This preview shows pages 1–2. Sign up to view the full content.
Translating Binary to Text
Contents
1. Introduction
2. The Binary System
3. Converting Binary to ASCII (Text)
Introduction:
WeYve all seen binary code. We&ve come to think of them as a bunch of ones and
010010101010101001101011
But these ones and zeroes can also represent decimal numbers. First off, I will
show you how to read these numbers as the decimal numbers weNre used to in our
daily life. Then, I will show you how to use those numbers and your keypad to
translate them into text. ±ote that your computer doesn&t use the decimal system,
so technically, when it converts binary to text, it doesnzt go through the process
I will show you. This is just a divertive way of explaining you how the binary
system works.
The Binary System:
10101
LetEs think of the example above as empty slots:
_ _ _ _ _
First off, you read binary from righttoleft. It's just the way itEs designed. The
first slot from the right represents a value of one, the second from the right a
value of two, the third from the right a value of four, the fourth from the right a
value of eight, the fifth from the right a value of sixteen, and the cycle
continues by multiples of 2. This will never change.
By putting a 1 or a 0 in those slots you are either saying you want to
corresponding value that²s attached to that slot or you don¶t. A 1 means yes, and a
0 means no. For example, putting a zero in the first slot from the right, but a 1
This preview has intentionally blurred sections. Sign up to view the full version.
View Full Document
This is the end of the preview. Sign up
to
access the rest of the document.
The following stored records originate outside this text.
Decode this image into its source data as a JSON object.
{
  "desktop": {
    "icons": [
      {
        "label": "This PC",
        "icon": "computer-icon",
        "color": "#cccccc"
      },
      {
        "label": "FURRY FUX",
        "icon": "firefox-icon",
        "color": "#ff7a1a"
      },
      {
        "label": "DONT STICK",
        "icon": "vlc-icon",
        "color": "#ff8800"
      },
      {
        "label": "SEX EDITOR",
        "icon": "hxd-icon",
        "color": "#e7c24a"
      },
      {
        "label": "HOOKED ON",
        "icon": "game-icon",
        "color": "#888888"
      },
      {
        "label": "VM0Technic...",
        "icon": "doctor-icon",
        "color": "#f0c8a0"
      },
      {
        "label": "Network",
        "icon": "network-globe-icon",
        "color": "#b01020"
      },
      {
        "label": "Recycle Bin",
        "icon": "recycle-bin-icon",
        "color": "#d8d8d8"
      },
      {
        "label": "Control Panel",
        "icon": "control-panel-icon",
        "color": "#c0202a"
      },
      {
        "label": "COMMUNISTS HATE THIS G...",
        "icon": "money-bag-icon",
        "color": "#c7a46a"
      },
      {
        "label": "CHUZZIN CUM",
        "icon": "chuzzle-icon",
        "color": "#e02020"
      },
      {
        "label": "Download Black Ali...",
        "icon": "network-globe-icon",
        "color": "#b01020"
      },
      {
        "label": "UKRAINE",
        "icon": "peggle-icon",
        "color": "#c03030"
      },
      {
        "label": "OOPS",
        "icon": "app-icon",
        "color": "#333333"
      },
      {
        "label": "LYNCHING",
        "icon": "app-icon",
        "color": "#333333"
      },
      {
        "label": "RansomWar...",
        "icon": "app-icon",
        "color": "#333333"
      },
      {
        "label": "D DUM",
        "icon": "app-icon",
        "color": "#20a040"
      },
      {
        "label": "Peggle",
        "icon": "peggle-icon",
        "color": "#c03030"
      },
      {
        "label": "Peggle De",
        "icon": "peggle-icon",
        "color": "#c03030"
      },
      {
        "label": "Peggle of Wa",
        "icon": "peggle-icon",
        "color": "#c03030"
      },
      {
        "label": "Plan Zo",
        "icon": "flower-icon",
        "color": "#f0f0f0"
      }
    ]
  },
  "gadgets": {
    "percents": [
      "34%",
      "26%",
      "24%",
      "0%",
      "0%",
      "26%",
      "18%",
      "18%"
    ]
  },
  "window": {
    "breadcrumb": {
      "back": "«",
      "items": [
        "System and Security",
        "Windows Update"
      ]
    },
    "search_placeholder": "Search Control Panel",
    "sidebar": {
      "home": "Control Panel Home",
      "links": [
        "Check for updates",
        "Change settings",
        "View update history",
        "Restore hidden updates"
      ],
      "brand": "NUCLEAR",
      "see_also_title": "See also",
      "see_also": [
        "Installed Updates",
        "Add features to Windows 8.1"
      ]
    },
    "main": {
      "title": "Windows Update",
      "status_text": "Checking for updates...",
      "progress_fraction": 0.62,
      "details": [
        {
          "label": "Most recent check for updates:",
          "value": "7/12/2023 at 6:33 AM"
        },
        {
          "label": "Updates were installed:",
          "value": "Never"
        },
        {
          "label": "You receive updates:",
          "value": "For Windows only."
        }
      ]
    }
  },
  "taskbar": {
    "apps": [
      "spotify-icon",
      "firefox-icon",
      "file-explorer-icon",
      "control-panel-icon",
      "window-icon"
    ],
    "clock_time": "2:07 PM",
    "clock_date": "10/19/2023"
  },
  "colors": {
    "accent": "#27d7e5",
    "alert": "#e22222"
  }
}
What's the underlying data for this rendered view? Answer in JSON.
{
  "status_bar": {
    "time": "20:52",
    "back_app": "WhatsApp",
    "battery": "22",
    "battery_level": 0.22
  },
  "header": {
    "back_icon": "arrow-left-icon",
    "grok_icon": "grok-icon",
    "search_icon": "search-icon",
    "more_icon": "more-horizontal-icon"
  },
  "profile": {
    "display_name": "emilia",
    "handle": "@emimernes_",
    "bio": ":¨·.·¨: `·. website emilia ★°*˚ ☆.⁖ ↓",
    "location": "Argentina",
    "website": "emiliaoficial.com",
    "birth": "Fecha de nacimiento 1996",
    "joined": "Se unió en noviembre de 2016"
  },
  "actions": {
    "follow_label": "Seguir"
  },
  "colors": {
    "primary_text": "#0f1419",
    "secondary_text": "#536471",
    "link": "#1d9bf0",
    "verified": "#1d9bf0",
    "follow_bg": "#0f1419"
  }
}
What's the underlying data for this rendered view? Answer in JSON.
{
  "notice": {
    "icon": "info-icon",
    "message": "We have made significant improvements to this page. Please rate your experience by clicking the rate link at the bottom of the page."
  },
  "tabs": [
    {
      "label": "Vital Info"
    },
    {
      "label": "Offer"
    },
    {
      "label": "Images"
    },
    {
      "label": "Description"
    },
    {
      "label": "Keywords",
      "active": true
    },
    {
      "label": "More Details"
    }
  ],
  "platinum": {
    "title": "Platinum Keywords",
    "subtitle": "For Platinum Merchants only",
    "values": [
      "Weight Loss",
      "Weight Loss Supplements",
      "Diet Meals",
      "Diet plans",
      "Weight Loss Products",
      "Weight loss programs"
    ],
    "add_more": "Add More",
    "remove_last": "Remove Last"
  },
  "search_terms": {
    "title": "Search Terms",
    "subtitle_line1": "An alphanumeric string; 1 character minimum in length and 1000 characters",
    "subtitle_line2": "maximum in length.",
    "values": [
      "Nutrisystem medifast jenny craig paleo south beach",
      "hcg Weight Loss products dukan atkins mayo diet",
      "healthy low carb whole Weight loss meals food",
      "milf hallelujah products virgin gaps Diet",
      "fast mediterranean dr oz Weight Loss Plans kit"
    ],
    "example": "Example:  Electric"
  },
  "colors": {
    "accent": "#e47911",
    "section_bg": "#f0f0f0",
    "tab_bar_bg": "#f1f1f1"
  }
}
This note was uploaded on 02/24/2010 for the course CPSC 431 taught by Professor Staff during the Spring '08 term at Texas A&M.
 Spring '08
 Staff

Click to edit the document details